Moreover, Chinese children are being robbed of their innocence and being made to conform to the party's ideology. They are taught to adhere to a uniform and unified way of thinking. It could even be said that the ultimate aim of the CCP's system of education is the mass production of generations of fools.
The party has been emphasizing this ideology so that the public follows it with blind loyalty. Ironically, this is exactly the kind of feudal way of thinking the CCP has always criticized. All the party has done is change the terminology. The rules are effectively the same, and they are being applied with force. This can only be described as an extreme act of ignorance on the part of the Chinese government.
Its obscurantist approach to education can only be carried out when information is closed off. But no matter how strong a firewall the government puts up, nothing can stop the truth from spreading in the digital age.
As we have seen in recent years, it has become increasingly convenient for mainland Chinese to obtain information, and the speed at which that information is being dissemination is getting faster and faster. Chinese no longer rely on information picked and channeled solely by the party. They are becoming wiser and more intellectual.
In particular, families have begun to pay more attention to their children's education, which will help to broaden the minds of the younger generation despite the government's attempts to stifle this. As such, it is becoming increasingly difficult to impose this kind of stunted education on young people.
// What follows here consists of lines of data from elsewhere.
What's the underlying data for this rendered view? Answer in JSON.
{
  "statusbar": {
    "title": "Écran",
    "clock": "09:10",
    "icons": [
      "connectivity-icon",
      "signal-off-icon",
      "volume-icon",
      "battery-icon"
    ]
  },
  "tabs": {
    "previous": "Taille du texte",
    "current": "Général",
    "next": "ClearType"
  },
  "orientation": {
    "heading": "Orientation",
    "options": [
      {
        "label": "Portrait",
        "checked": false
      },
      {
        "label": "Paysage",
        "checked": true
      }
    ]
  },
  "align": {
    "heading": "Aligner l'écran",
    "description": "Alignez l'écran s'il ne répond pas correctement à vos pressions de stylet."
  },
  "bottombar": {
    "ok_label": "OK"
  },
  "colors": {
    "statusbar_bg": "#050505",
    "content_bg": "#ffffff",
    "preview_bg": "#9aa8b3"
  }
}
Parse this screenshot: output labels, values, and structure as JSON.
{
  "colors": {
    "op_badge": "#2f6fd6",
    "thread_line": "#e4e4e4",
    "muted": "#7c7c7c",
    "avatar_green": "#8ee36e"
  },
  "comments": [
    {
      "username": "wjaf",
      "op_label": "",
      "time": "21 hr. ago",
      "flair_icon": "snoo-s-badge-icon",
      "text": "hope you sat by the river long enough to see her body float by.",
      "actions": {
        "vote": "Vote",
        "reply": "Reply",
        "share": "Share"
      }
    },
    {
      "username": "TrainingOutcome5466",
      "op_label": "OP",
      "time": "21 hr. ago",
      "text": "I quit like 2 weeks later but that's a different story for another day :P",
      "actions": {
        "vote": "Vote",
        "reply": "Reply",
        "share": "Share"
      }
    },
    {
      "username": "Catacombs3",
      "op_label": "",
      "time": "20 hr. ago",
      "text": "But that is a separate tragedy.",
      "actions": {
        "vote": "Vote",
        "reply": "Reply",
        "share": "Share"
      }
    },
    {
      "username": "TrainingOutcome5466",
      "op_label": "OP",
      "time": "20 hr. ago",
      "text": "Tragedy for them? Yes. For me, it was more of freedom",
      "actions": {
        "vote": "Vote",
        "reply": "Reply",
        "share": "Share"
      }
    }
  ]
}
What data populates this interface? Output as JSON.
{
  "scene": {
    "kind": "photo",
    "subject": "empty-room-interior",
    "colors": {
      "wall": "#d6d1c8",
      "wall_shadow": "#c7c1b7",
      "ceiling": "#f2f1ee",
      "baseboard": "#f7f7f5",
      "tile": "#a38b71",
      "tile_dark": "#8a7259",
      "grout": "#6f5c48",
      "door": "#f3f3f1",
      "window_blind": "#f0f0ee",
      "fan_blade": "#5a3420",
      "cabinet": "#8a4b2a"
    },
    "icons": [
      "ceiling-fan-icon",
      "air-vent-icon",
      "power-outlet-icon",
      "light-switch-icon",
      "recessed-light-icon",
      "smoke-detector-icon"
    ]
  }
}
Meanwhile, the Christian faith is bringing a new set of values to the Chinese public, who are no longer as hostile to Christianity as they were when the CCP's brainwashing tactics were at their peak.
The general public now seem to be, generally, more tolerant and more accepting of divergent views. By way of illustration, the number of youth classes organized by Christians is increasing on the mainland each year, and people are embracing them. This shows how the broader adoption of the Christian faith is having a civilizing effect on the Chinese public, if not their leaders.
Adopting tough political measures to suppress religion will not win the Communist Party the support of its people; rather, it will create more strife due to the rift between political and religious affairs in the country, leading to more cracks in the party's seemingly impenetrable defenses.
As history teaches us, no government that goes against the will of God comes to a good end.
Peter Lui is a journalist in China who writes about Catholic affairs.